(Records provided)

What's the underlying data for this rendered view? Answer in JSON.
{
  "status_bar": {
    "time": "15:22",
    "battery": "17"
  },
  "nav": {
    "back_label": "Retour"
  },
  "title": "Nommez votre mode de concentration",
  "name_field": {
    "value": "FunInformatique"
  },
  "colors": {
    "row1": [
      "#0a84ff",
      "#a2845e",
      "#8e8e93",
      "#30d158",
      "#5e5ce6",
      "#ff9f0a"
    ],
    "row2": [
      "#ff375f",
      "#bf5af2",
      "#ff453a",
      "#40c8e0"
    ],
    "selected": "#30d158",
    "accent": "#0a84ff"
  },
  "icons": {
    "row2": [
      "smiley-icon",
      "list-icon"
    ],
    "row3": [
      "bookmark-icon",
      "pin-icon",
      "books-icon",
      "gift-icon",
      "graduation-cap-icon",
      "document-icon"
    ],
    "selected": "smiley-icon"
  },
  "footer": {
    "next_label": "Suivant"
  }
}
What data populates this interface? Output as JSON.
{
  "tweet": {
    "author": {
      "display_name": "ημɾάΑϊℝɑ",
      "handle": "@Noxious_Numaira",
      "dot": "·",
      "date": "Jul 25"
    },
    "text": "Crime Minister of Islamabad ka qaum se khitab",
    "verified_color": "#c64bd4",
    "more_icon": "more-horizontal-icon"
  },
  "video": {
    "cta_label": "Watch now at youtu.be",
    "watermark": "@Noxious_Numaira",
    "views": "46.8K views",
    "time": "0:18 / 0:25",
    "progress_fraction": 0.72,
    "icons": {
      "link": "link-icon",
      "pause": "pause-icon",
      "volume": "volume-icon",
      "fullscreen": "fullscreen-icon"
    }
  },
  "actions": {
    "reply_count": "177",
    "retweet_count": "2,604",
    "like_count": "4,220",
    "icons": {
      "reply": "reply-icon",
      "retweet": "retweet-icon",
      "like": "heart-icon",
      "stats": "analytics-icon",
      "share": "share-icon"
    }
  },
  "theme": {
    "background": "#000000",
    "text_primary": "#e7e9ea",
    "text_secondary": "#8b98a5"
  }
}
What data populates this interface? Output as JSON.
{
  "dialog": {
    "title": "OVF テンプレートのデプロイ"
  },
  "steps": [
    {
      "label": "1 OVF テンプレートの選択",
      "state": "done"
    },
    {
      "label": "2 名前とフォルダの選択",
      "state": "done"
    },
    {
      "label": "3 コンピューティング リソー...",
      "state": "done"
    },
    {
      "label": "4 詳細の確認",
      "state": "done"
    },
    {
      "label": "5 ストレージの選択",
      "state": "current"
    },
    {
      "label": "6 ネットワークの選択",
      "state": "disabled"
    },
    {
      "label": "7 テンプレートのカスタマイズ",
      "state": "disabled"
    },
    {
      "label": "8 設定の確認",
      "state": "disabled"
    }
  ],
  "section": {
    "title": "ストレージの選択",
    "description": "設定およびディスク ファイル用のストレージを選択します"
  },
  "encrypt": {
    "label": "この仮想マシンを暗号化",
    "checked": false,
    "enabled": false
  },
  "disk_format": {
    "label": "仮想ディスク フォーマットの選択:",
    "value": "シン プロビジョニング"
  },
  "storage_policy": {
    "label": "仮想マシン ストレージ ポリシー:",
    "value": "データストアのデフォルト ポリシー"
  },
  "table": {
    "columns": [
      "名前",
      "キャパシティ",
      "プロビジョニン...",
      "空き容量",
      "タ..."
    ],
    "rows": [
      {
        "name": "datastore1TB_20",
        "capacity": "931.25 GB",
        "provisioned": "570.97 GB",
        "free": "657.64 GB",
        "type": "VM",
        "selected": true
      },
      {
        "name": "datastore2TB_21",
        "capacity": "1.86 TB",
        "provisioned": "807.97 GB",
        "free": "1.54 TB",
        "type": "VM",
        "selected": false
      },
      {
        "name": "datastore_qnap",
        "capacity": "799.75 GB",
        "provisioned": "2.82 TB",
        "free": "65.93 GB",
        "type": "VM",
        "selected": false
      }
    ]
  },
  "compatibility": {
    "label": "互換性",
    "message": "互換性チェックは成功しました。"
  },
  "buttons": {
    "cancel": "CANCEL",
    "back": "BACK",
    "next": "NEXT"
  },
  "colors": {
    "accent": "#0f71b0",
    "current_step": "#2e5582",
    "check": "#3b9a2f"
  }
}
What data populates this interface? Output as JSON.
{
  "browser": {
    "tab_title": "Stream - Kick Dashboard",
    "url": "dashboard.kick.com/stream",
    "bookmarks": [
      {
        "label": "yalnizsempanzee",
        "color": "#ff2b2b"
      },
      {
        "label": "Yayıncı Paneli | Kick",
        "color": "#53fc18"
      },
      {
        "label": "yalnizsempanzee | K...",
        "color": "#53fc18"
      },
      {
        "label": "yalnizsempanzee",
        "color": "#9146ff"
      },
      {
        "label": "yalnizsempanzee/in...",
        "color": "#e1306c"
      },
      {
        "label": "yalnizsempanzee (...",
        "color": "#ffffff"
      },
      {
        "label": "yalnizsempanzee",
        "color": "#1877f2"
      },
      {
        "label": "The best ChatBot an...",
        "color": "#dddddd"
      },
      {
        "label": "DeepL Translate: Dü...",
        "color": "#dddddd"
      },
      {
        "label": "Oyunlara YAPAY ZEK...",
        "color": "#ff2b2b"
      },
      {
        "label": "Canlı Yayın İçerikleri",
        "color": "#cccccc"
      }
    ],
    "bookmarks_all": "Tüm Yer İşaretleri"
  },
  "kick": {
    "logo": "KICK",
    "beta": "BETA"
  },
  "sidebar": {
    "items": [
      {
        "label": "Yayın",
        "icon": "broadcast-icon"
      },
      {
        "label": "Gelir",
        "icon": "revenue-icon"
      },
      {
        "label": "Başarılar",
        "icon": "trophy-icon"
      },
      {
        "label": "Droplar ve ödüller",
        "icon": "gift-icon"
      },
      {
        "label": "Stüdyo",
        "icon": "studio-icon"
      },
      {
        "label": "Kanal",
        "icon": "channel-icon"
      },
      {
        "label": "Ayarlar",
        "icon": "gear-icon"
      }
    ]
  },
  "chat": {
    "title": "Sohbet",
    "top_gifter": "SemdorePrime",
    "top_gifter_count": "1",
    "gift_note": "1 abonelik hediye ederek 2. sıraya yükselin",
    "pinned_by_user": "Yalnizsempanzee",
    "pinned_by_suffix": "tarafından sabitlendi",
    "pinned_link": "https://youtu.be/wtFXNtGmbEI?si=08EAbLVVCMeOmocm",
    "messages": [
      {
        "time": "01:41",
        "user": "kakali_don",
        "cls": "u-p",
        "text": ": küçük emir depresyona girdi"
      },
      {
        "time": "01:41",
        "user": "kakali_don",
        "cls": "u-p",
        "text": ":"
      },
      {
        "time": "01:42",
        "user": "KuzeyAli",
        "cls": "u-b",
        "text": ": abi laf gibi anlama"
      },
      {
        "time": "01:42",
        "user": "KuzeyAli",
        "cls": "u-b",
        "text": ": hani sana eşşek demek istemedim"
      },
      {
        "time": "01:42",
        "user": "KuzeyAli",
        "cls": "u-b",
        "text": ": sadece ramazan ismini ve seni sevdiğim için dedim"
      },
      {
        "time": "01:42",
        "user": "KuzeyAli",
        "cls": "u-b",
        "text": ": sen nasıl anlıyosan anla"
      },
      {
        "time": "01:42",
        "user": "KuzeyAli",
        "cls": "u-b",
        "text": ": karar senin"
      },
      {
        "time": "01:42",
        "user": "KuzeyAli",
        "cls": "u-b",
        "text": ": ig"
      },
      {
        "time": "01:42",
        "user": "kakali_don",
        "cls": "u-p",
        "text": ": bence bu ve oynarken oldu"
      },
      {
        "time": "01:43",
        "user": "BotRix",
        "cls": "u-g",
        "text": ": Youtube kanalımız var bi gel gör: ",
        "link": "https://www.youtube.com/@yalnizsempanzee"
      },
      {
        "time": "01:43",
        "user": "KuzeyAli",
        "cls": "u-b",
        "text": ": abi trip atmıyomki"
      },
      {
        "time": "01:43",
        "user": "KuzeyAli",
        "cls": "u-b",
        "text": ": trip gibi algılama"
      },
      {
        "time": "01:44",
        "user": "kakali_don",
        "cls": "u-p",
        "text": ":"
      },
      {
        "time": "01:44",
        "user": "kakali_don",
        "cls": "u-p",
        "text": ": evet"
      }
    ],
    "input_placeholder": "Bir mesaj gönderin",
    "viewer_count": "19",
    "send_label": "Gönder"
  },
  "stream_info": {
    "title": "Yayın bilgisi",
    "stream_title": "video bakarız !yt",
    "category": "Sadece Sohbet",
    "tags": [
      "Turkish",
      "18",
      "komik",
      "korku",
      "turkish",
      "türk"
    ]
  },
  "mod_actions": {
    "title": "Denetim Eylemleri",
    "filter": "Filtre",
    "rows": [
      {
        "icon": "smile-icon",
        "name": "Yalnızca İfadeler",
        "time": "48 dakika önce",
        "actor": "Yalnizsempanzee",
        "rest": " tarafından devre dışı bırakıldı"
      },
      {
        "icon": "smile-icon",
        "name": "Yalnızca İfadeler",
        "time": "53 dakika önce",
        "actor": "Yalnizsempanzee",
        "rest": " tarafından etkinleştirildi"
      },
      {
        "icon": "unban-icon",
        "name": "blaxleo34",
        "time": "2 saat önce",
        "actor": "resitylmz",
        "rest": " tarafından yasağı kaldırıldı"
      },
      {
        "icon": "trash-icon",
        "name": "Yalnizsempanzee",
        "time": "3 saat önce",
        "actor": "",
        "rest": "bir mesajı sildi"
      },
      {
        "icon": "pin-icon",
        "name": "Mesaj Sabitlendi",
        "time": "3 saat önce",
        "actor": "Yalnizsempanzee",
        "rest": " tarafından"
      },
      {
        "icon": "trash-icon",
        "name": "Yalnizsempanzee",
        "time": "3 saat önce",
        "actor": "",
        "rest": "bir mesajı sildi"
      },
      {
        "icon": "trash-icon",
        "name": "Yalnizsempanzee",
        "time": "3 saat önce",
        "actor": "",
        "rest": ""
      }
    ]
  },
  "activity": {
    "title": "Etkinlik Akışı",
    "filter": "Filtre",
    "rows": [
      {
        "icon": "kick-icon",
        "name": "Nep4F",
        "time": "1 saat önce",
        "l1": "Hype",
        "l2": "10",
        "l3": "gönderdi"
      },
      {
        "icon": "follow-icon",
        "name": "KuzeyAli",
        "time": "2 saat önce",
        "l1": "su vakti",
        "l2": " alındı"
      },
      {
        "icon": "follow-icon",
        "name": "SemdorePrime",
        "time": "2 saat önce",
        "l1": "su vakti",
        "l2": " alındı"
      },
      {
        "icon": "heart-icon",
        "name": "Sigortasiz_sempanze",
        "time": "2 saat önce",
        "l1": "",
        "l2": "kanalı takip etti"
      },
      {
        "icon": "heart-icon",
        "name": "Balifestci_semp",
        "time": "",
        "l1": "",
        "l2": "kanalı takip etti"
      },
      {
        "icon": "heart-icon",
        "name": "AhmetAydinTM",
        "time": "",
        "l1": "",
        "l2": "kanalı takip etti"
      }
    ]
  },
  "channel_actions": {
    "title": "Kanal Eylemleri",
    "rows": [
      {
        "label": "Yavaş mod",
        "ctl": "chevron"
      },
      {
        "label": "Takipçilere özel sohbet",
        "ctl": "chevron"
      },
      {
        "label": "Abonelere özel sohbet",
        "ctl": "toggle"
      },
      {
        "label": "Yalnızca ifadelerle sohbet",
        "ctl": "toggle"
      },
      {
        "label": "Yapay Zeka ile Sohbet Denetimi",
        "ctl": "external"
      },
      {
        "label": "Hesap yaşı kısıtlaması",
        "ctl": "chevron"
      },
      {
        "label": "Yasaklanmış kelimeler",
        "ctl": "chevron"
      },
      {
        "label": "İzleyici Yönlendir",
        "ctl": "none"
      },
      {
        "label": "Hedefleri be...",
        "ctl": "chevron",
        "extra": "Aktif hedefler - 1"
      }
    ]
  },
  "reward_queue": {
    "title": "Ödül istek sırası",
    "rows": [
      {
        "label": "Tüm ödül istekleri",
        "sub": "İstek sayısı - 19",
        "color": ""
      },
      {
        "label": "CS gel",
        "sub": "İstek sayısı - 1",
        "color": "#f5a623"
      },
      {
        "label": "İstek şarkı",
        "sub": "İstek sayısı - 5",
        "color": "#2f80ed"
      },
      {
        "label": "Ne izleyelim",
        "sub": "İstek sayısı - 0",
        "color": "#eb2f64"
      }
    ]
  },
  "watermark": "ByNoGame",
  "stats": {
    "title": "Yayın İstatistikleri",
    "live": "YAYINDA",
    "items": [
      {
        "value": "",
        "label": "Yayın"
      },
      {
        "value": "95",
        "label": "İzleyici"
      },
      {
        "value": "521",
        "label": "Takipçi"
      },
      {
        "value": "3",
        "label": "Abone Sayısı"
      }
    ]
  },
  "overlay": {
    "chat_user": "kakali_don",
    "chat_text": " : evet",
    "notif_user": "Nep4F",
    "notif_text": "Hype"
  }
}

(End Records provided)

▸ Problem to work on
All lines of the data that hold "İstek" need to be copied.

▸ Result of the exercise
        "sub": "İstek sayısı - 19",
        "sub": "İstek sayısı - 1",
        "label": "İstek şarkı",
        "sub": "İstek sayısı - 5",
        "sub": "İstek sayısı - 0",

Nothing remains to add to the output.